In 2007, Vattenfall began work on increasing the safety of Norrforsdammen, the dam adjacent to the Stornorrfors facility. The project included the construction of a new fish ladder, the installation of a new power plant adjacent to the fish ladder, a new spillway and increasing the height of the dam crest to the left of the facility. The initiative is a step towards achieving Vattenfall’s ambition of increasing the safety of its hydro power stations to be able to handle the ‘10,000 year flood’ – an event with extremely high water levels, expected to occur once every 10,000 years.

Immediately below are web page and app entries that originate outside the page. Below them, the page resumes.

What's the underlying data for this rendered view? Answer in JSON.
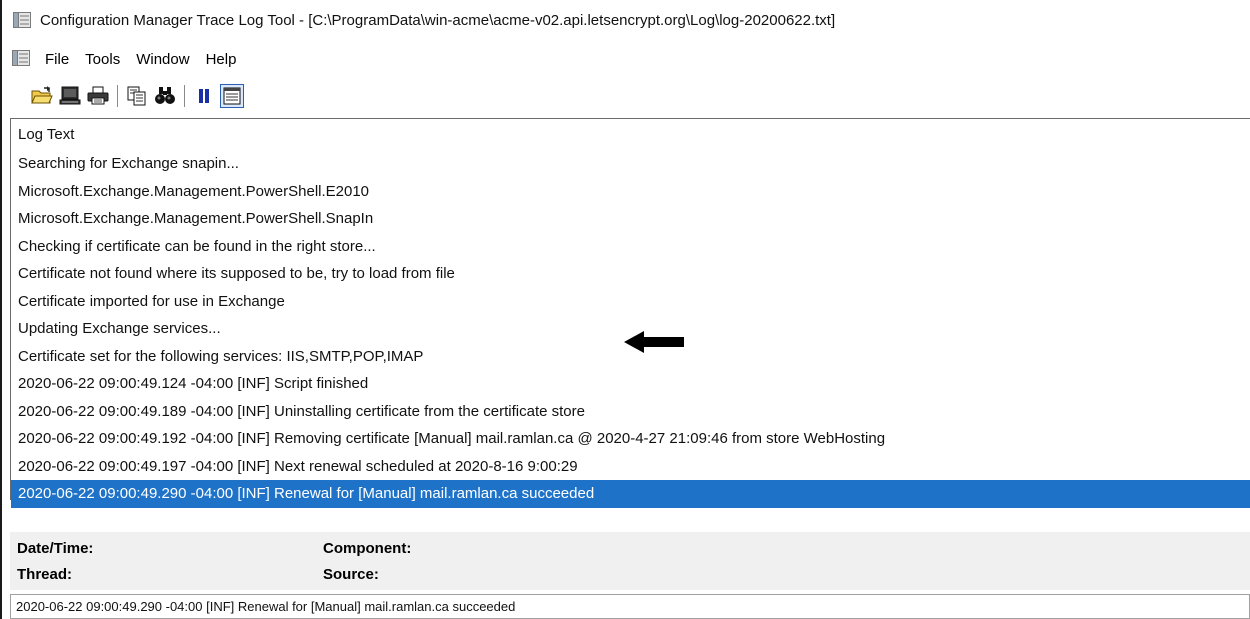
{
  "window": {
    "title": "Configuration Manager Trace Log Tool - [C:\\ProgramData\\win-acme\\acme-v02.api.letsencrypt.org\\Log\\log-20200622.txt]"
  },
  "menu": {
    "items": [
      "File",
      "Tools",
      "Window",
      "Help"
    ]
  },
  "toolbar": {
    "buttons": [
      {
        "icon": "open-folder-icon"
      },
      {
        "icon": "monitor-icon"
      },
      {
        "icon": "printer-icon"
      },
      {
        "icon": "copy-icon"
      },
      {
        "icon": "find-binoculars-icon"
      },
      {
        "icon": "pause-icon"
      },
      {
        "icon": "log-view-icon",
        "pressed": true
      }
    ]
  },
  "log": {
    "column_header": "Log Text",
    "rows": [
      "Searching for Exchange snapin...",
      "Microsoft.Exchange.Management.PowerShell.E2010",
      "Microsoft.Exchange.Management.PowerShell.SnapIn",
      "Checking if certificate can be found in the right store...",
      "Certificate not found where its supposed to be, try to load from file",
      "Certificate imported for use in Exchange",
      "Updating Exchange services...",
      "Certificate set for the following services: IIS,SMTP,POP,IMAP",
      "2020-06-22 09:00:49.124 -04:00 [INF] Script finished",
      "2020-06-22 09:00:49.189 -04:00 [INF] Uninstalling certificate from the certificate store",
      "2020-06-22 09:00:49.192 -04:00 [INF] Removing certificate [Manual] mail.ramlan.ca @ 2020-4-27 21:09:46 from store WebHosting",
      "2020-06-22 09:00:49.197 -04:00 [INF] Next renewal scheduled at 2020-8-16 9:00:29",
      "2020-06-22 09:00:49.290 -04:00 [INF] Renewal for [Manual] mail.ramlan.ca succeeded"
    ],
    "selected_index": 12,
    "annotated_index": 11
  },
  "details": {
    "datetime_label": "Date/Time:",
    "datetime_value": "",
    "component_label": "Component:",
    "component_value": "",
    "thread_label": "Thread:",
    "thread_value": "",
    "source_label": "Source:",
    "source_value": "",
    "message": "2020-06-22 09:00:49.290 -04:00 [INF] Renewal for [Manual] mail.ramlan.ca succeeded"
  },
  "colors": {
    "selection": "#1e73c9",
    "details_background": "#f0f0f0"
  }
}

Vattenfall completed a new fish ladder adjacent to the facility in 2010. It is now one of Europe’s longest fish ladders and it helps salmon swim upstream every year to reach their breeding grounds in the Vindelälven River. (Vindelälven is a tributary to the Ume Älv River, the biggest tributary river in Sweden and one of the country’s four large unregulated mountain rivers).
The ladder is 300 metres long and also incorporates the option of moving smolt, or fish larvae, downstream to reach the Baltic Sea where they can grow and thrive. The option of moving smolt downstream is unique and the first of its kind in Europe.

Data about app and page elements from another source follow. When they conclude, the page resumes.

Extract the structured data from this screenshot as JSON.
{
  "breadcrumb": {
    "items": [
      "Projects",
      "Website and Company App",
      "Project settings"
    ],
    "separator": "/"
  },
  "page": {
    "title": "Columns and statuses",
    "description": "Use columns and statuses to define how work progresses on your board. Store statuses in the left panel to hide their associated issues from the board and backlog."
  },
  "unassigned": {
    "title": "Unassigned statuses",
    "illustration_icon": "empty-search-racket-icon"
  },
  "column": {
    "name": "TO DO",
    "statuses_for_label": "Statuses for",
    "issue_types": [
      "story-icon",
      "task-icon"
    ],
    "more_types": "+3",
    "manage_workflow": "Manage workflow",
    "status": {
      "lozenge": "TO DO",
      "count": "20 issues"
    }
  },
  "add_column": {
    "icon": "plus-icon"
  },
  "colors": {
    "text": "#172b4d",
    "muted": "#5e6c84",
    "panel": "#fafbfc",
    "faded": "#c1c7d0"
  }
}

In Sweden, power companies operating hydro power stations are obliged to breed fish to compensate for the destroyed breeding grounds as a result of river regulation. One of Vattenfall’s largest fish-breeding plants is located in Norrfors, close to the Stornorrfors facility. Every year, Vattenfall releases 80,000 salmon smolt, 20,000 sea trout and 20,000 grayling. In co-operation with the Vindelälven Fish Council and the Swedish University of Agricultural Sciences, Vattenfall also analyses how the passage of fish past Stornorrfors can be improved. Furthermore, the fundamental biological and ecological relationships in the river are continuously analysed.